We study drawings of planar graphs where every inner face has a prescribed area. A plane graph is 'area-universal' if for every area assignment on the inner faces, there exists a straight-line drawing realizing the assigned areas. The only non-area-universal graph known so far is the octahedron graph.<br /><br />We give a simple counting argument that allows to prove non-area-universality for a large class of triangulations, namely Eulerian triangulations. Adding some geometric arguments, the concept allows to prove non-area universality for other graphs including the icosahedron.<br /><br />Relaxing the straight-line property by allowing the edges to bend, we show that one bend per edge is sufficient to realize any face area assignment of every plane graph. For plane bipartite graphs, it even suffices that half of the edges have a bend.Linda Kleist2018-07-272018-07-279129031110.20382/jocg.v9i1a9Placing your coins on a shelf
http://www.jocg.org/index.php/jocg/article/view/361
We consider the problem of packing a family of disks ``on a shelf,'' that is, such that each disk touches the <em>x</em>-axis from above and such that no two disks overlap. We study the problem of minimizing the distance between the leftmost point and the rightmost point of any disk in such a packing. We show how to approximate this problem within a factor of <em>4/3</em> in <em>O(n log n)</em> time. We further provide an <em>O(n log n)</em>-time exact algorithm for a special case which includes inputs where the ratio between the largest radius and the smallest radius is less than four. On the negative side, we prove that the problem is NP-hard even when the ratio between the largest radius and the smallest radius is at most 36.Helmut AltKevin BuchinSteven ChaplickOtfried CheongPhilipp KindermannChristian KnauerFabian Stehn2018-09-052018-09-059131232710.20382/jocg.v9i1a10Planar and poly-arc Lombardi drawings
http://www.jocg.org/index.php/jocg/article/view/322
<p>In Lombardi drawings of graphs, edges are represented as circular arcs and the edges incident on vertices have perfect angular resolution. It is known that not every planar graph has a planar Lombardi drawing. We give an example of a planar 3-tree that has no planar Lombardi drawing and we show that all outerpaths do have a planar Lombardi drawing. Further, we show that there are graphs that do not even have any Lombardi drawing at all.

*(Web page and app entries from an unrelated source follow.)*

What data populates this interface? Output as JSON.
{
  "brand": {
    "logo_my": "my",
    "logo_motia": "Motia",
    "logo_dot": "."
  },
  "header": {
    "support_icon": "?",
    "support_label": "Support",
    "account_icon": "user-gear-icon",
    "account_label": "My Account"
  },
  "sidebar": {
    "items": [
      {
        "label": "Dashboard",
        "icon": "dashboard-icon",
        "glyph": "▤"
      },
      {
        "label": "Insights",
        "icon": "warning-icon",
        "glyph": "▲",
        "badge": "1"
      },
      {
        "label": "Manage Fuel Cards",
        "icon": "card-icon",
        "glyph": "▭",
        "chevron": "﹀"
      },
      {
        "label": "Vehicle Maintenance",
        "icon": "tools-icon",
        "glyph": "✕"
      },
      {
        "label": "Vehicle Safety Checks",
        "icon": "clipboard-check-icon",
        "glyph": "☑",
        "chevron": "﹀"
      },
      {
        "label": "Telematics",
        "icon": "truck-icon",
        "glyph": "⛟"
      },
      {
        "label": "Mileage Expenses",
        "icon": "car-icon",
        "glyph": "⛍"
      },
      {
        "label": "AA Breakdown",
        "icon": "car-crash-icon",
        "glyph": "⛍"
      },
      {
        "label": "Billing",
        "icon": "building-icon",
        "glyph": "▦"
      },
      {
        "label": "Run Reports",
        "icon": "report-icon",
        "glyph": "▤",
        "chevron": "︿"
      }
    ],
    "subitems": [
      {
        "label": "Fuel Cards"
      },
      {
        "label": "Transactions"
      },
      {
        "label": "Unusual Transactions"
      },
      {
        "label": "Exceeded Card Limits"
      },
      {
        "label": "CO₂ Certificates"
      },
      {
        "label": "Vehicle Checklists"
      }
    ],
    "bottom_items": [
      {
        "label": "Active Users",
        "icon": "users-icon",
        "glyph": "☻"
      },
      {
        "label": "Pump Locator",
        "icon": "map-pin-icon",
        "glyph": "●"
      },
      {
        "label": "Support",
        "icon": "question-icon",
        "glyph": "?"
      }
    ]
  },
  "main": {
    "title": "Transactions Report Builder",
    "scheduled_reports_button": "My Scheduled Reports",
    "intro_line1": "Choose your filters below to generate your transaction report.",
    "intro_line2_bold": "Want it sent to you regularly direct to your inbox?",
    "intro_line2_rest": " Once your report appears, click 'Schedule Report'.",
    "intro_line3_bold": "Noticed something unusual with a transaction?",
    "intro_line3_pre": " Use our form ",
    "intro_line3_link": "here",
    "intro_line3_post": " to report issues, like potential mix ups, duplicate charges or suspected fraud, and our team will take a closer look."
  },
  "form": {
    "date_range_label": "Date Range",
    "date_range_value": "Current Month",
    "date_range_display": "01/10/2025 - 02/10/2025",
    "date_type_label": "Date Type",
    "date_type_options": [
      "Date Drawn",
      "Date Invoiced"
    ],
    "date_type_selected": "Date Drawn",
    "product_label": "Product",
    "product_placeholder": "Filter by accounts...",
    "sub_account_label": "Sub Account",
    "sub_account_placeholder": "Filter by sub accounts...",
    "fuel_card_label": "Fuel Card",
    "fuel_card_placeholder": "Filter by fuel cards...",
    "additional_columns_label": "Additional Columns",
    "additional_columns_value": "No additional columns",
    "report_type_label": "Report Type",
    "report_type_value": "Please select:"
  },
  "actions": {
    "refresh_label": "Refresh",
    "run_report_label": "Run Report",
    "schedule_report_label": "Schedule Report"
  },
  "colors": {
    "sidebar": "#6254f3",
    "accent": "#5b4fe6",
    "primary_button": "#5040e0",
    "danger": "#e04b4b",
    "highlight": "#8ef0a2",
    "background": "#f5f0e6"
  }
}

With this in mind, we generalize the notion of Lombardi drawings to that of (smooth) $k$-Lombardi drawings, in which each edge may be drawn as a (differentiable) sequence of $k$ circular arcs; we show that every graph has a smooth $2$-Lombardi drawing and every planar graph has a smooth planar $3$-Lombardi drawing. We further investigate related topics connecting planarity and Lombardi drawings.</p>Christian A. DuncanDavid EppsteinMichael T. GoodrichStephen G. KobourovMaarten LöfflerMartin Nöllenburg2018-09-072018-09-079132835510.20382/jocg.v9i1a11Thickness and antithickness of graphs
http://www.jocg.org/index.php/jocg/article/view/348
This paper studies questions about duality between crossings and non-crossings in graph drawings via the notions of thickness and antithickness. The <em>thickness</em> of a graph $G$ is the minimum integer $k$ such that in some drawing of $G$, the edges can be partitioned into $k$ noncrossing subgraphs. The <em>antithickness</em> of a graph $G$ is the minimum integer $k$ such that in some drawing of $G$, the edges can be partitioned into $k$ thrackles, where a <em>thrackle</em> is a set of edges, each pair of which intersect exactly once. So thickness is a measure of how close a graph is to being planar, whereas antithickness is a measure of how close a graph is to being a thrackle. This paper explores the relationship between the thickness and antithickness of a graph, under various graph drawing models, with an emphasis on extremal questions.Vida DujmovićDavid R. Wood2018-09-252018-09-259135638610.20382/jocg.v9i1a12A stability theorem on cube tessellations
http://www.jocg.org/index.php/jocg/article/view/398
<p>It is shown that if a $d$-dimensional cube is decomposed into $n$ cubes, the side lengths<br />of which belong to the interval $(1 − \frac{n}{1/d 1 +1} , 1]$, then $n$ is a perfect $d$-th power and all<br />cubes are of the same size. This result is essentially tight.</p>János PachPeter Frankl2018-10-102018-10-109138739010.20382/jocg.v9i1a13